Blog post by Simon Wandila, Social Reporter covering the Study Tour on “Coping with Climate Change through Livestock” in KwaZulu-Natal, from 26 – 28 October 2016
Not only does the exclusion of young people from the labour force extend generational cycles of poverty, it also disrupts social cohesion and can be associated with higher levels of delinquency among the youth who are not in employment.
October 28, 2016
Blog post by Raymond Erick Zvavanyange, Social Reporter covering the Study Tour on “Coping with Climate Change through Livestock” in KwaZulu-Natal, from 26 – 28 October 2016.
The World Bank has projected agribusiness to be worth an estimated USD $1 trillion dollars by 2030. To realise this worth, more attention needs to be given to often neglected sectors, such as the goat industry, and in particular improving goat value chain, as the basis for agribusiness development in rural communities. The World Bank report continues that farmers and agribusinesses need to be connected with consumers in an increasingly urbanised Africa.
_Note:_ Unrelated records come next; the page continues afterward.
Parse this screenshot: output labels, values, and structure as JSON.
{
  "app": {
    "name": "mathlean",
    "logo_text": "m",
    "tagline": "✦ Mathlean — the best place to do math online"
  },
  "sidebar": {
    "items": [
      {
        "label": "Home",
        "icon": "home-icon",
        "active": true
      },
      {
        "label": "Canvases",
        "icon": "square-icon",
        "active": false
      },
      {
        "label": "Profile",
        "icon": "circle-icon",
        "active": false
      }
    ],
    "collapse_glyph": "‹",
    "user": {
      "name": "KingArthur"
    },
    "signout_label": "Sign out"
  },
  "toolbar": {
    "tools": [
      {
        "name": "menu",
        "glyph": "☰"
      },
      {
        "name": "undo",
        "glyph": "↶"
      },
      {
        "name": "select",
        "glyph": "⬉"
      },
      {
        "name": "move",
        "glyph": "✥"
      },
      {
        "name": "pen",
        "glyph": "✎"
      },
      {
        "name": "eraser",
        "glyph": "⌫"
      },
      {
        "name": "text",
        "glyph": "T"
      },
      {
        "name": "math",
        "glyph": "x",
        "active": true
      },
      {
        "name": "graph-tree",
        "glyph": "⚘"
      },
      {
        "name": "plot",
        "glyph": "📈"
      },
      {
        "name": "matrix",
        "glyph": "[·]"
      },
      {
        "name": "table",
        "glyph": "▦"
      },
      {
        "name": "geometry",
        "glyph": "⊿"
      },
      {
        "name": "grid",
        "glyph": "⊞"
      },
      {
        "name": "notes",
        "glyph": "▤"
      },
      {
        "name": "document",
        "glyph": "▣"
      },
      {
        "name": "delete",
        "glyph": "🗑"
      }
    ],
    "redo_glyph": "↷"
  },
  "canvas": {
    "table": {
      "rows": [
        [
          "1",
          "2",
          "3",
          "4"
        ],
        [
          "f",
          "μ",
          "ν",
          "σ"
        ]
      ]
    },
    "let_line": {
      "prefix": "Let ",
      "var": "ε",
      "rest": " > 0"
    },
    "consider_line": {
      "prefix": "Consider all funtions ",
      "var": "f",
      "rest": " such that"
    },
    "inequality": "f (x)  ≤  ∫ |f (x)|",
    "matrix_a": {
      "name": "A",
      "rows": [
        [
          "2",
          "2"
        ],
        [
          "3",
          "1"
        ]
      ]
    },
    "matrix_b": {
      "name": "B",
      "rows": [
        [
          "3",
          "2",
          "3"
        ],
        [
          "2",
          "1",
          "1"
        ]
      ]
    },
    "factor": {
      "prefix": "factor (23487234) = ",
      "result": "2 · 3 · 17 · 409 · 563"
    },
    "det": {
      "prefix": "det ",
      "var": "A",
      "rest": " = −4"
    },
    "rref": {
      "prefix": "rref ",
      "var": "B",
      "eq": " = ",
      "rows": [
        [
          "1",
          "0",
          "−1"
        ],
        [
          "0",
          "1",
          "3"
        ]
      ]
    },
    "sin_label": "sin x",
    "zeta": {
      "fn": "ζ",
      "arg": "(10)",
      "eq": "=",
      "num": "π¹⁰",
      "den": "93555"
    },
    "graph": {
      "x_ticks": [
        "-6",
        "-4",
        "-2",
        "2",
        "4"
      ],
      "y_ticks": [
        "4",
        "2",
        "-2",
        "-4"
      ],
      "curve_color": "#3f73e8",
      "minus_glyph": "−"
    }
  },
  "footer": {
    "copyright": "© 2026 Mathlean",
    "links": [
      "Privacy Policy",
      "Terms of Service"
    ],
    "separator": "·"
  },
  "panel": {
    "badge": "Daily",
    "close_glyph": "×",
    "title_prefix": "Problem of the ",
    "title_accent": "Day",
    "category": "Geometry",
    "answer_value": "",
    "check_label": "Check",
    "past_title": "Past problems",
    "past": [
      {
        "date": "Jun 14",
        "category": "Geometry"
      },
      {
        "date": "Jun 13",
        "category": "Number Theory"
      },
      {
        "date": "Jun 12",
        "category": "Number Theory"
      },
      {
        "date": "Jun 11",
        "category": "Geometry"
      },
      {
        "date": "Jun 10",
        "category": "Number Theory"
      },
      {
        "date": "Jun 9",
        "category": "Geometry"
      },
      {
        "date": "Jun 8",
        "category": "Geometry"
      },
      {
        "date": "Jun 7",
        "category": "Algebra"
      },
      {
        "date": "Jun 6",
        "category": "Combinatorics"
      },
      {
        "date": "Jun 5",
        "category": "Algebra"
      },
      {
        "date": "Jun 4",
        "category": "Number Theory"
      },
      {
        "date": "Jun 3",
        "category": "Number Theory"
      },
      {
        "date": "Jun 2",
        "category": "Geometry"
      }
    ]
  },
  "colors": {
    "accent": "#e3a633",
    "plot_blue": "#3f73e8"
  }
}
October 21, 2016
What role for the private sector?
Aflatoxins are toxic substances, produced by fungi, which colonise maize, sorghum, groundnuts, millet, cassava and chilies among other commodities in Africa. The consequences of contamination are manifold and detrimental for human health, food security and trade. CTA and the African Union Commission - Partnership for Aflatoxin Control in Africa (PACA) are currently seeking to engage the private sector and upscale viable solutions to tackle this complex challenge in African countries.
Grassroots by nature, agricultural cooperatives make up a complex landscape in Africa. As their roles develop along with African economies, there is a lot of room to learn: for the leaders of cooperatives to learn new management skills, and for the rest of the world to learn about the work they do. A recent Cooperative Leadership Event saw 120 cooperatives and farmer organisations take on both sides of this learning process in Malawi. As the second such event to take place, it was only the start of something bigger for a continent of cooperatives.
This year’s Caribbean Week of Agriculture focuses on investing in food and agriculture, highlighting the fundamental role of investment in stimulating the region’s agriculture and emerging food industry.
Every 16 October since 1979, World Food Day has been an occasion to focus on what is most important in the never-ending task of feeding the world. In 2016, a year that is shaping up to be far and away the hottest on record, that focus is especially sharp. The day’s theme leaves no room for doubt: “The climate is changing. Food and agriculture must too.”
The World Bank has estimated that the value of food and agricultural markets in Africa may rise to US$1 trillion a year by 2030. But, on current trends, spending on food imports in the continent will triple by 2022. The question is: will African farmers tap into this huge market or will the continent simply continue to be a net food-importing region? To take advantage of fast-growing regional agricultural markets, African countries must invest in modernising their agricultural sectors, says Akinwumi Adesina, president of the African Development Bank. And the involvement of central banks is crucial in this process; these financial institutions are taking up developmental mandates and directly intervening to facilitate access to credit for priority sectors such as agriculture.
October 10, 2016
Media release - Kingston 10 October, 2016
KINGSTON, Jamaica – Nine Pacific Island researchers and extension officers commenced a two week learning exchange in the Caribbean islands of Jamaica and Trinidad. Over the next 2 weeks extension officers from Vanuatu, Samoa, PNG, Fiji and the Pacific Community will learn and exchange practices covering staple crops such as yams, dasheen (taro), cocoyam (xanthosoma) and sweet potatoes with their Caribbean counterparts.
September 30, 2016
From 4 to 9 October 2016, in Accra, Ghana
More than 700 delegates from around the world are in Accra, Ghana, from 4 to 9 October to focus attention on ways to transform Africa’s agribusiness environment. CTA will participate with a number of activities hereby described.